Students in Stephanie McDowell’s biotechnology class at Hawaii Preparatory Academy recently completed their portion of an international project to map the DNA of the planet’s creatures large and small — research impossible to achieve at any level just a few years ago.
The task: Copy, amplify and identify a 650 base-pair genetic code of the barred sand bass’ mitochondrial CO1 gene. But first, the 10 students in McDowell’s elective class had to isolate the genomic DNA (gDNA) from samples of the fish’s gill tissue.
The students had 10 weeks to complete their research.
Sounds simple, right?
“It is a fairly complicated process,” said HPA junior Josh Patterson. “There are a lot of procedures (to follow). But once we got them down, it wasn’t hard.”
“Well, yes, it wasn’t that hard,” agreed senior Leila Takahashi-Ruiz. “But we did have long periods to wait (while the PCR process completed its cycles of reproduction).”
Both worked with their classmates on the next set of experiments in McDowell’s class, splicing genes.
Nearby, with electronic pipette in hand, and wearing a white lab coat, contrasting starkly with her spray of dyed-purple hair, junior day student Kaliko Smith laughed as she prepared to splice a gene from a jellyfish into a bacterial sample nestled in a petri dish. If successful, this experiment — which takes the lessons learned in the barred sand bass research to the next level — would result in a patch of bacteria that glows under ultraviolet light.
“When I explain to my dad what we’re doing, he gets so lost!” she said with a laugh to McDowell.
Students at nearby lab tables also laughed — they’ve experienced similar reactions from their families.
“A decade ago, this type of research was not routine (in high schools),” McDowell said.
Taking the research from graduate school levels to high school hasn’t been slowed because the students couldn’t handle the procedures or the abstract concepts of biogenetics. The lack of a curriculum and availability of specific lab instruments, however, did impede the progress into high school biology labs.
Spearheaded by McDowell’s master of environmental science research at Rutgers University and her search for a suitable research project for her biology students at HPA, a summer school program offered by Coastal Marine Biolabs of Ventura, Calif., seemed a natural fit.
Last summer, McDowell attended the summer school program at Coastal Marine Biolabs with other high school teachers and university professors. Their mission: participate in a very large vision — identify through genetic codes as many of the planet’s 30 million species as possible.
With funding from the National Science Foundation, Coastal Marine Biolabs participated in the development of a unique use for the barcodes found every day in grocery stores. But instead of identifying a product, the barcodes would be used to identify a specific species.

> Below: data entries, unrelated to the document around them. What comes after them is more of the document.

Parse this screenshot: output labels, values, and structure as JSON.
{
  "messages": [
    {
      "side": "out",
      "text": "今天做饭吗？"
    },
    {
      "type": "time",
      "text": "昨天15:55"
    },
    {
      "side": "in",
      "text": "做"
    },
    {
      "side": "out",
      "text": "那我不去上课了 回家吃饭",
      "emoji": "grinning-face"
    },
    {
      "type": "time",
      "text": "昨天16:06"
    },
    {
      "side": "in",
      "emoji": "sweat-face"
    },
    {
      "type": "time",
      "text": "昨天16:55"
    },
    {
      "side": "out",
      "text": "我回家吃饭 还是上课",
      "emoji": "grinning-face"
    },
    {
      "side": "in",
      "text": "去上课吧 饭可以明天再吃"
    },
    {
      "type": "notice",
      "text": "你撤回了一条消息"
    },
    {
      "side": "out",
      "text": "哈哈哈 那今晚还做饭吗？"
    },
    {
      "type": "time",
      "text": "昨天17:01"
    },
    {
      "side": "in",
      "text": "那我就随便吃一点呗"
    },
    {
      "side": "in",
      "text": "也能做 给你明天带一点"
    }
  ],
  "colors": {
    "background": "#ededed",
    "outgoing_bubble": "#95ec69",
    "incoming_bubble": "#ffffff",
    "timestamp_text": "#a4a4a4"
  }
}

Thus, the International Barcode of Life project was born. For the Barcoding Life’s Matrix research program — the program McDowell’s biotechnology students completed — Coastal Marine Biolabs developed a high school curriculum, with teacher’s materials and loaner lab equipment to set up individual research projects in high schools in California and across the nation.
HPA is the first, and to date, only Hawaii high school to participate.
To truly understand what the HPA biotechnology students accomplished in their barcoding of the species assigned to them — the barred sand bass — it is necessary to understand some of the biotechnology basics they learned: dideoxynucleotides, proteolytic enzymes, gel electrophoresis, heat-stable polymerase, chaotropism, electropherograms, centrifugal force and more.
The project’s genetic information will be published in a larger genetics bank.
“This is important work the students are doing,” McDowell said. “Our planet’s biodiversity is important. It’s important we know what’s here before it’s gone.”
Dreams of Nobel Prizes might dance someday in the imaginations of HPA’s current students of biotechnology. But for now, their focus is set squarely on their lab research assignments, and the possible careers they might pursue after college.
Takahashi-Ruiz has plans to become a veterinarian; Patterson a computer graphics designer.
“In 10 or 20 years, who knows where this research will take us?” McDowell said.